“For millennia,” wrote Owen Strachan, “followers of God have practiced what used to be called patriarchy and is now called complementarianism.” Others have made similar statements, and so we might not be surprised that Beth Allison Barr identifies complementarianism with patriarchy, which Barr understands as a system of male power and female oppression.
How does she make this connection between patriarchy and complementarianism? First, Barr discusses a taxonomy of patriarchy and highlights this definition of it: “A society that promotes male authority and female submission” (13). She then explains, “Both the tradition of male church leaders and the authority of male household heads function within cultures that generally promote male authority and female submission” (14). In other words, male-only pastors and male leadership in the home exist as instances of a larger patriarchal society.
Although Barr may allow for good in hierarchies, she does not explain if or how that might be the cause. And she argues that “gender hierarchies oppress and damage both women and men in the name of Jesus” (9). If I understand her argument correctly then, gender hierarchies as such indicate patriarchy, and patriarchy by definition creates a system of power and oppression that privileges men and devalues and damages women. [Read more…] about The Making of Biblical Womanhood by Beth Allison Barr (A Review)

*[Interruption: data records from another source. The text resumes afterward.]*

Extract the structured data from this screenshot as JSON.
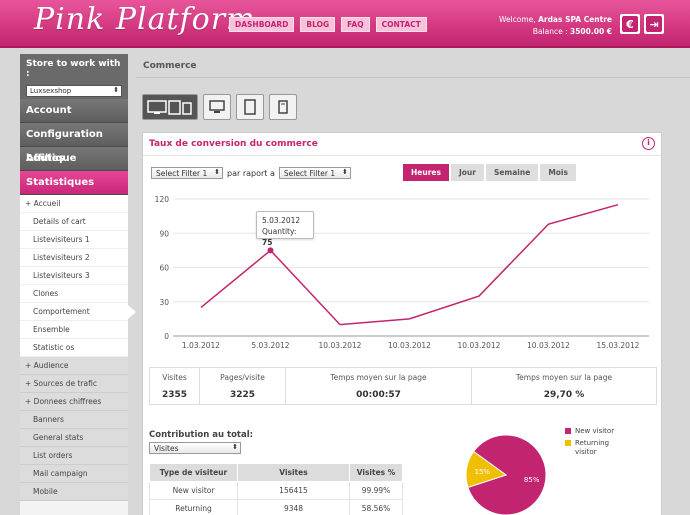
{
  "header": {
    "logo": "Pink Platform",
    "nav": [
      "DASHBOARD",
      "BLOG",
      "FAQ",
      "CONTACT"
    ],
    "welcome_prefix": "Welcome,",
    "user": "Ardas SPA Centre",
    "balance_label": "Balance :",
    "balance": "3500.00 €",
    "currency_button": "€",
    "logout_button": "⇥"
  },
  "sidebar": {
    "store_title": "Store to work with :",
    "store_value": "Luxsexshop",
    "sections": [
      "Account",
      "Configuration boutique",
      "Affilies",
      "Statistiques"
    ],
    "stat_items": [
      "Accueil",
      "Details of cart",
      "Listevisiteurs 1",
      "Listevisiteurs 2",
      "Listevisiteurs 3",
      "Clones",
      "Comportement",
      "Ensemble",
      "Statistic os"
    ],
    "group_items": [
      "Audience",
      "Sources de trafic",
      "Donnees chiffrees"
    ],
    "grey_items": [
      "Banners",
      "General stats",
      "List orders",
      "Mail campaign",
      "Mobile"
    ]
  },
  "main": {
    "breadcrumb": "Commerce",
    "panel_title": "Taux de conversion du commerce",
    "filter1": "Select Filter 1",
    "filter_between": "par raport a",
    "filter2": "Select Filter 1",
    "tabs": [
      "Heures",
      "Jour",
      "Semaine",
      "Mois"
    ],
    "tooltip": {
      "date": "5.03.2012",
      "label": "Quantity:",
      "value": "75"
    },
    "stats": [
      {
        "label": "Visites",
        "value": "2355"
      },
      {
        "label": "Pages/visite",
        "value": "3225"
      },
      {
        "label": "Temps moyen sur la page",
        "value": "00:00:57"
      },
      {
        "label": "Temps moyen sur la page",
        "value": "29,70 %"
      }
    ],
    "contribution_title": "Contribution au total:",
    "contribution_select": "Visites",
    "table": {
      "headers": [
        "Type de visiteur",
        "Visites",
        "Visites %"
      ],
      "rows": [
        [
          "New visitor",
          "156415",
          "99.99%"
        ],
        [
          "Returning",
          "9348",
          "58.56%"
        ]
      ]
    },
    "legend": [
      "New visitor",
      "Returning visitor"
    ]
  },
  "colors": {
    "accent": "#c3246f",
    "returning": "#f0c000"
  },
  "chart_data": [
    {
      "type": "line",
      "x": [
        "1.03.2012",
        "5.03.2012",
        "10.03.2012",
        "10.03.2012",
        "10.03.2012",
        "10.03.2012",
        "15.03.2012"
      ],
      "series": [
        {
          "values": [
            25,
            75,
            10,
            15,
            35,
            98,
            115
          ]
        }
      ],
      "yticks": [
        0,
        30,
        60,
        90,
        120
      ],
      "ylim": [
        0,
        120
      ],
      "grid": true
    },
    {
      "type": "pie",
      "labels": [
        "New visitor",
        "Returning visitor"
      ],
      "values": [
        85,
        15
      ],
      "slice_labels": [
        "85%",
        "15%"
      ]
    }
  ]
}
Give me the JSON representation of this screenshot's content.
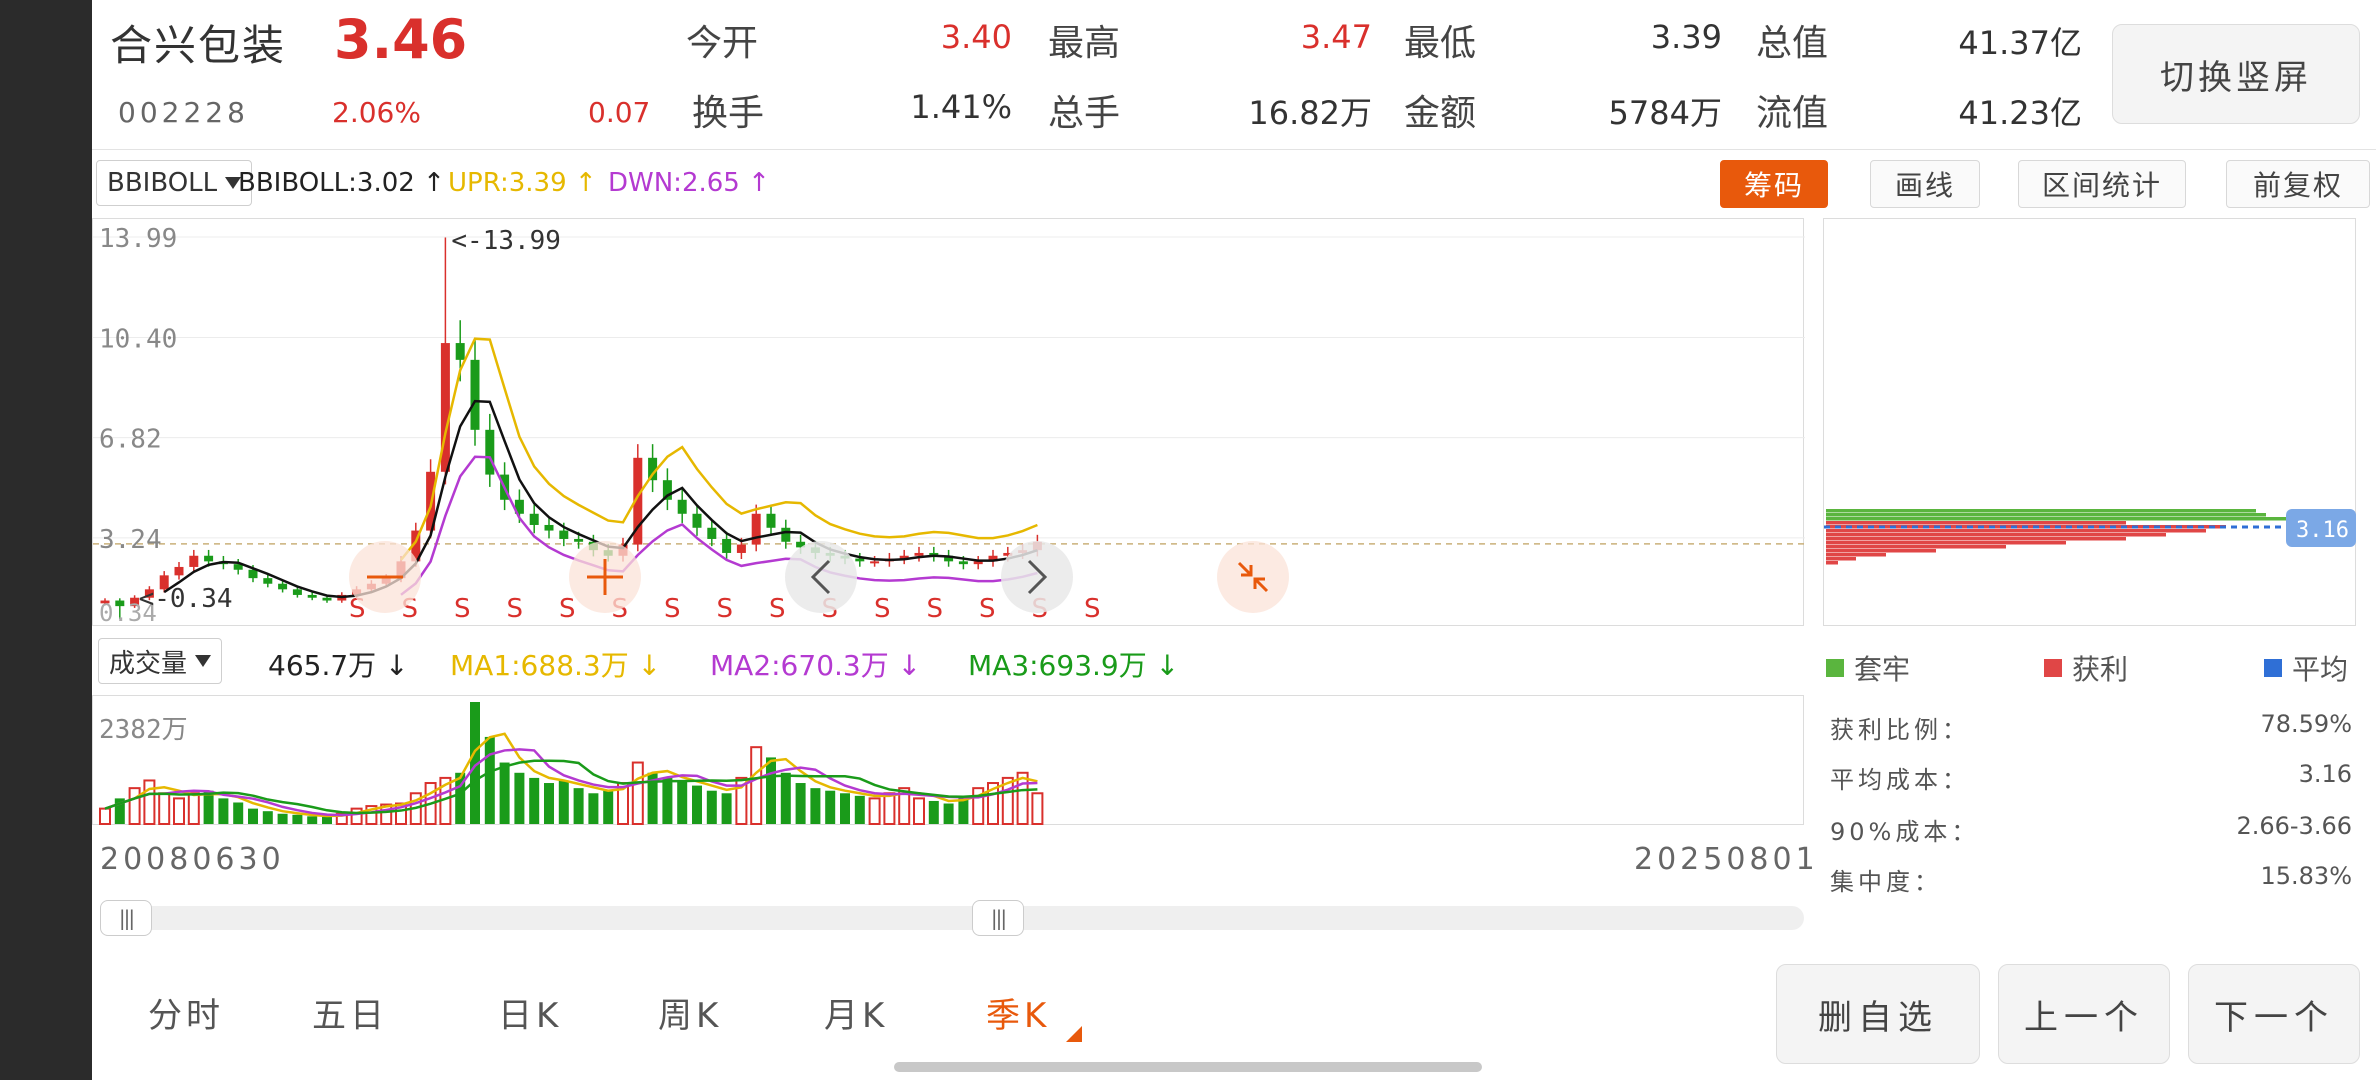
{
  "header": {
    "stock_name": "合兴包装",
    "price": "3.46",
    "code": "002228",
    "change_pct": "2.06%",
    "change_amt": "0.07",
    "quotes": [
      {
        "label": "今开",
        "value": "3.40"
      },
      {
        "label": "最高",
        "value": "3.47"
      },
      {
        "label": "最低",
        "value": "3.39"
      },
      {
        "label": "总值",
        "value": "41.37亿"
      },
      {
        "label": "换手",
        "value": "1.41%"
      },
      {
        "label": "总手",
        "value": "16.82万"
      },
      {
        "label": "金额",
        "value": "5784万"
      },
      {
        "label": "流值",
        "value": "41.23亿"
      }
    ],
    "switch_button": "切换竖屏"
  },
  "indicator": {
    "selector": "BBIBOLL",
    "bbiboll_text": "BBIBOLL:3.02 ↑",
    "upr_text": "UPR:3.39 ↑",
    "dwn_text": "DWN:2.65 ↑",
    "tools": [
      "筹码",
      "画线",
      "区间统计",
      "前复权"
    ]
  },
  "volume": {
    "selector": "成交量",
    "vol_text": "465.7万 ↓",
    "ma1_text": "MA1:688.3万 ↓",
    "ma2_text": "MA2:670.3万 ↓",
    "ma3_text": "MA3:693.9万 ↓",
    "axis_max": "2382万"
  },
  "chart_data": {
    "type": "candlestick",
    "period": "季K",
    "y_ticks": [
      "13.99",
      "10.40",
      "6.82",
      "3.24"
    ],
    "max_label": "<-13.99",
    "min_label": "<-0.34",
    "bottom_tick_partial": "0.34",
    "sell_marker": "S",
    "sell_marker_count": 15,
    "date_start": "20080630",
    "date_end": "20250801",
    "last_price_line": 3.24,
    "closes": [
      1.0,
      0.8,
      1.1,
      1.4,
      1.9,
      2.2,
      2.6,
      2.4,
      2.3,
      2.1,
      1.8,
      1.6,
      1.4,
      1.2,
      1.1,
      1.0,
      1.2,
      1.4,
      1.6,
      1.8,
      2.4,
      3.5,
      5.6,
      10.2,
      9.6,
      7.1,
      5.5,
      4.6,
      4.1,
      3.7,
      3.5,
      3.2,
      3.1,
      2.8,
      2.6,
      3.0,
      6.1,
      5.3,
      4.6,
      4.1,
      3.6,
      3.2,
      2.7,
      3.0,
      4.1,
      3.6,
      3.1,
      2.9,
      2.7,
      2.6,
      2.5,
      2.4,
      2.4,
      2.5,
      2.6,
      2.7,
      2.6,
      2.4,
      2.3,
      2.4,
      2.6,
      2.7,
      2.8,
      3.1
    ],
    "volumes": [
      300,
      500,
      700,
      850,
      600,
      500,
      600,
      650,
      500,
      420,
      300,
      250,
      200,
      180,
      150,
      140,
      200,
      300,
      350,
      380,
      400,
      600,
      800,
      900,
      1000,
      2382,
      1700,
      1200,
      1000,
      900,
      800,
      850,
      700,
      600,
      650,
      800,
      1200,
      1000,
      900,
      850,
      750,
      650,
      600,
      900,
      1500,
      1300,
      1000,
      800,
      700,
      650,
      600,
      550,
      500,
      600,
      700,
      500,
      450,
      400,
      550,
      700,
      800,
      900,
      1000,
      600
    ]
  },
  "chips": {
    "current_price_label": "3.16",
    "legend": [
      "套牢",
      "获利",
      "平均"
    ],
    "colors": {
      "trapped": "#5ab53e",
      "profit": "#e04646",
      "average": "#2f6fd6"
    },
    "stats": [
      {
        "label": "获利比例：",
        "value": "78.59%"
      },
      {
        "label": "平均成本：",
        "value": "3.16"
      },
      {
        "label": "90%成本：",
        "value": "2.66-3.66"
      },
      {
        "label": "集中度：",
        "value": "15.83%"
      }
    ]
  },
  "tabs": [
    "分时",
    "五日",
    "日K",
    "周K",
    "月K",
    "季K"
  ],
  "active_tab": "季K",
  "bottom_buttons": [
    "删自选",
    "上一个",
    "下一个"
  ],
  "colors": {
    "up": "#d9302c",
    "down": "#1a9b1a",
    "accent": "#e8590c",
    "ma_yellow": "#e6b800",
    "ma_purple": "#b43ad1",
    "ma_black": "#111111"
  }
}
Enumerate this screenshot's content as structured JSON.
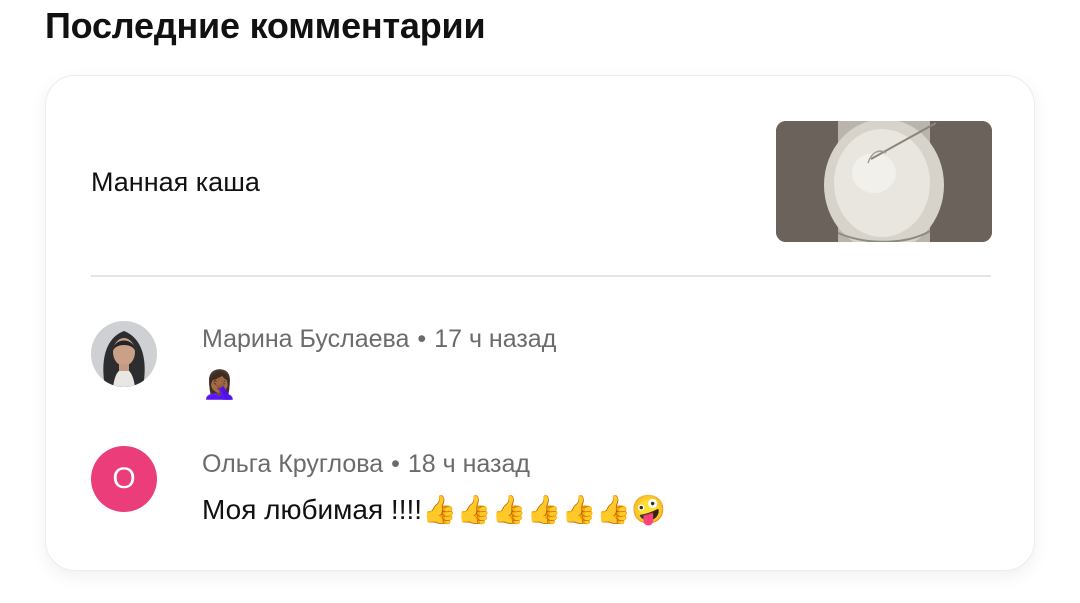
{
  "section": {
    "title": "Последние комментарии"
  },
  "recipe": {
    "title": "Манная каша",
    "thumbnail_icon": "semolina-porridge-photo"
  },
  "comments": [
    {
      "author": "Марина Буслаева",
      "separator": "•",
      "time": "17 ч назад",
      "text": "🤦🏾‍♀️",
      "avatar_type": "photo"
    },
    {
      "author": "Ольга Круглова",
      "separator": "•",
      "time": "18 ч назад",
      "text": "Моя любимая !!!!👍👍👍👍👍👍🤪",
      "avatar_letter": "О",
      "avatar_color": "#ea3d79"
    }
  ]
}
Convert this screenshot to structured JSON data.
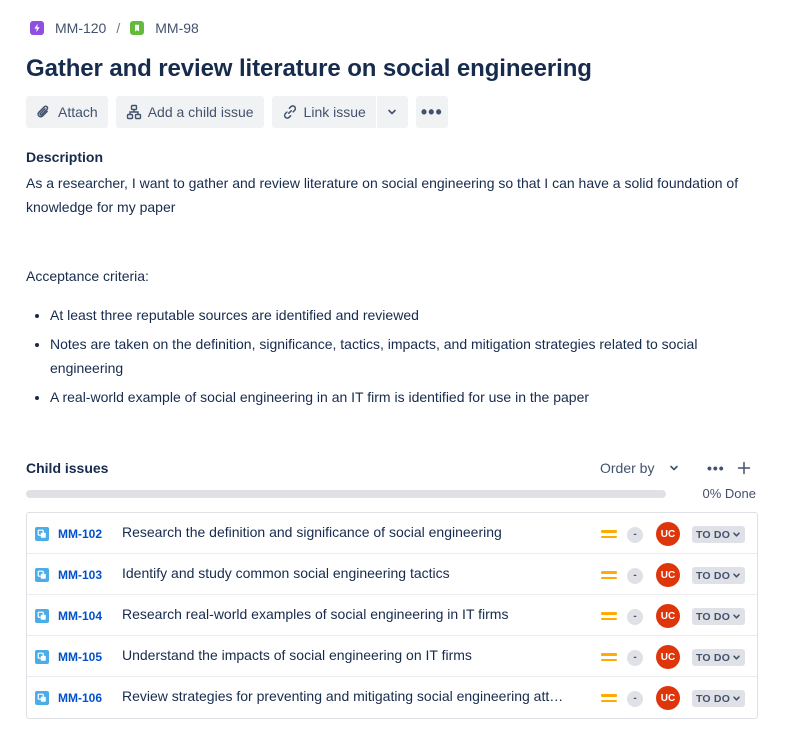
{
  "breadcrumbs": [
    {
      "key": "MM-120",
      "color": "#904ee2",
      "icon": "epic-icon"
    },
    {
      "key": "MM-98",
      "color": "#63ba3c",
      "icon": "story-icon"
    }
  ],
  "breadcrumb_separator": "/",
  "issue": {
    "title": "Gather and review literature on social engineering"
  },
  "toolbar": {
    "attach_label": "Attach",
    "add_child_label": "Add a child issue",
    "link_issue_label": "Link issue",
    "more_label": "•••"
  },
  "description": {
    "label": "Description",
    "text": "As a researcher, I want to gather and review literature on social engineering so that I can have a solid foundation of knowledge for my paper",
    "acceptance_label": "Acceptance criteria:",
    "criteria": [
      "At least three reputable sources are identified and reviewed",
      "Notes are taken on the definition, significance, tactics, impacts, and mitigation strategies related to social engineering",
      "A real-world example of social engineering in an IT firm is identified for use in the paper"
    ]
  },
  "child_issues": {
    "title": "Child issues",
    "order_by_label": "Order by",
    "more_label": "•••",
    "progress_fraction": 0,
    "progress_label": "0% Done",
    "items": [
      {
        "key": "MM-102",
        "summary": "Research the definition and significance of social engineering",
        "estimate": "-",
        "assignee_initials": "UC",
        "status": "TO DO"
      },
      {
        "key": "MM-103",
        "summary": "Identify and study common social engineering tactics",
        "estimate": "-",
        "assignee_initials": "UC",
        "status": "TO DO"
      },
      {
        "key": "MM-104",
        "summary": "Research real-world examples of social engineering in IT firms",
        "estimate": "-",
        "assignee_initials": "UC",
        "status": "TO DO"
      },
      {
        "key": "MM-105",
        "summary": "Understand the impacts of social engineering on IT firms",
        "estimate": "-",
        "assignee_initials": "UC",
        "status": "TO DO"
      },
      {
        "key": "MM-106",
        "summary": "Review strategies for preventing and mitigating social engineering att…",
        "estimate": "-",
        "assignee_initials": "UC",
        "status": "TO DO"
      }
    ]
  },
  "colors": {
    "link": "#0052cc",
    "priority_medium": "#ffab00",
    "avatar": "#de350b",
    "subtask_icon": "#4bade8",
    "progress_done": "#36b37e",
    "progress_track": "#dfe1e6"
  }
}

Steven Wedgeworth and Wyatt Graham discuss the masculinity gurus (Jordan Peterson, Joe Rogan, etc.). I enjoyed talking with Steven. I hope you enjoy the conversation too!
Greg Morse from Desiring God recently criticized the new Captain Marvel movie for its feminist ideology. In the review, Morse argues that men should protect women and not celebrate their male characteristics as Captain Marvel does.
Yet not all complementarians see things like Morse does. All complementarians agree that men and women differ. The question is how. Morse, for example, sees super-hero like actions as masculine, implying that the ideology of Captain Marvel makes men cowardly: “Should we so cowardly send our women to protect our children and us?”
Is he right? Before answering that question, we need to consider how and why women and men differ.
In our day and in the Western world, 1 Timothy 2 might be the most controversial passage in the Bible. Here, Paul writes, “A woman should learn in quietness and full submission. I do not permit a woman to teach or to assume authority over a man; she must be quiet” (2:11–12). While Paul certainly seems to limit a woman’s authority and instruct women to be quiet or silent, many are not convinced. They argue that Paul simply did not want certain women in the church to assume authority over a man. And in reality, Paul had a more egalitarian outlook.
But evidence from the first-century writer Clement shows that he sees the instruction for women be quiet as a general pattern of good behaviour. Before looking at Clement, I want to consider two egalitarian arguments that Paul does not forbid women from teaching in the church. [Read more…] about How Did Paul’s Contemporaries Understand His Instructions on Women in the Church?
According to the Bible, women have a unique privilege that men do not share. Likewise, Scripture points to one privilege that women do not have access to but that men possess. And these two privileges are:
Only women can give birth
Only men can be elders in a church [Read more…] about What Women Can do That Men Cannot And Vice Versa